©2018 Linda G. Aragoni

The Source: Jewish Roots and Contemporary Conflicts

To say James A. Michener’s whopping 1965 bestseller The Source is an historical novel both understates and misleads.

Into a narrative about a contemporary archaeological dig at Makor, a man-made mound in Israel, Michener weaves a chronological series of short stories about key people and events in Makor’s history. Through this complex literary device, Michener traces unravels the history of Makor from its earliest human occupation up to 1964.

photo of James A Michener at ruins of Tell Beth-Sham


The Source: A Novel by James A. Michener

New York: Random House, 1965. 909 pages. 1965 bestseller #1. My grade: A


The short stories explore the character of the various peoples who came to Makor—from the Canaanites to the British—with particular focus on the Jews.

Michener makes the characters increasingly complex as centuries pass, giving a sense of the progress of civilization.

Michener connects historical events in Israel and the Middle East with happenings in distant places like Rome and Mexico. He shows, for example, that the Crusades were part of Renaissance colonialism in which Europeans carved out city-states in the Holy Land.

The characters in the excavation narrative form a kind of Greek chorus to comment on and interpret the significance of the history of the Holy Land for the post-World War II world.

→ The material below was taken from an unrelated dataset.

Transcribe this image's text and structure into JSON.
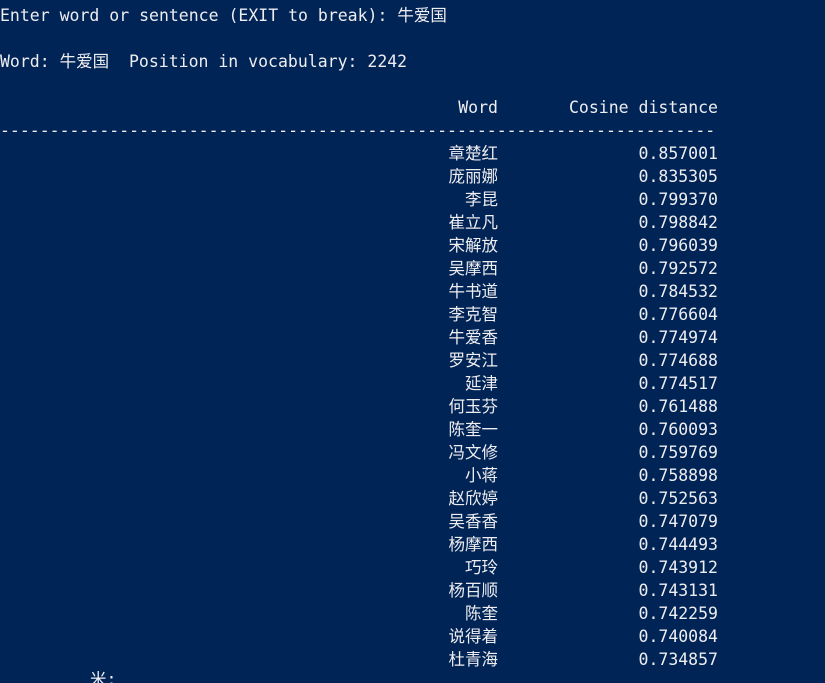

As America’s ties to Israel are tested by events in Syria, Iraq and Iran, The Source is worth reading once more.

©2015 Linda Gorton Aragoni

Big Fisherman, Big Disappointment.

In The Big Fisherman, Lloyd C. Douglas explores the rise of Christianity in a complicated story tangled around the figure of Simon Peter.

I learned lots of trivia, like the fact that multinational crowds came to Jerusalem for a big, annual Pentecost camel auction, but I didn’t enjoy the novel in which Douglas package it.

Douglas gets his characters out of central casting. He runs them around to show the human side of historical events.

But when Douglas tries to transform Peter from impetuous braggart to martyred saint, he makes the apostle seem hokey.

Unfortunately, that’s not all that seems hokey.

There’s a love story that reads like a patchwork of scenes from bad movies. The girl, known as Fara or Esther, is an Arab Jew who vows to kill her father, Antipas, the Tetrarch of Galilee. To get to him, she disguises herself a boy.

Fara’s boyfriend, Volti, follows her to Judea to assassinate Antipas himself. The Romans get suspicious and lock him up. But Volti is such a gallant guy, they let him out so he can kill Antipas, who in their view needs killing.

I kept reading to see what happens to Fara and Volti — but nothing does.

If you’ll excuse the pun, The Big Fisherman just peters out.

The Big Fisherman
By Lloyd C. Douglas
Houghton Mifflin, 1948
581 pages
Bestseller # 1 for 1948
My Grade: C

© 2007 Linda Gorton Aragoni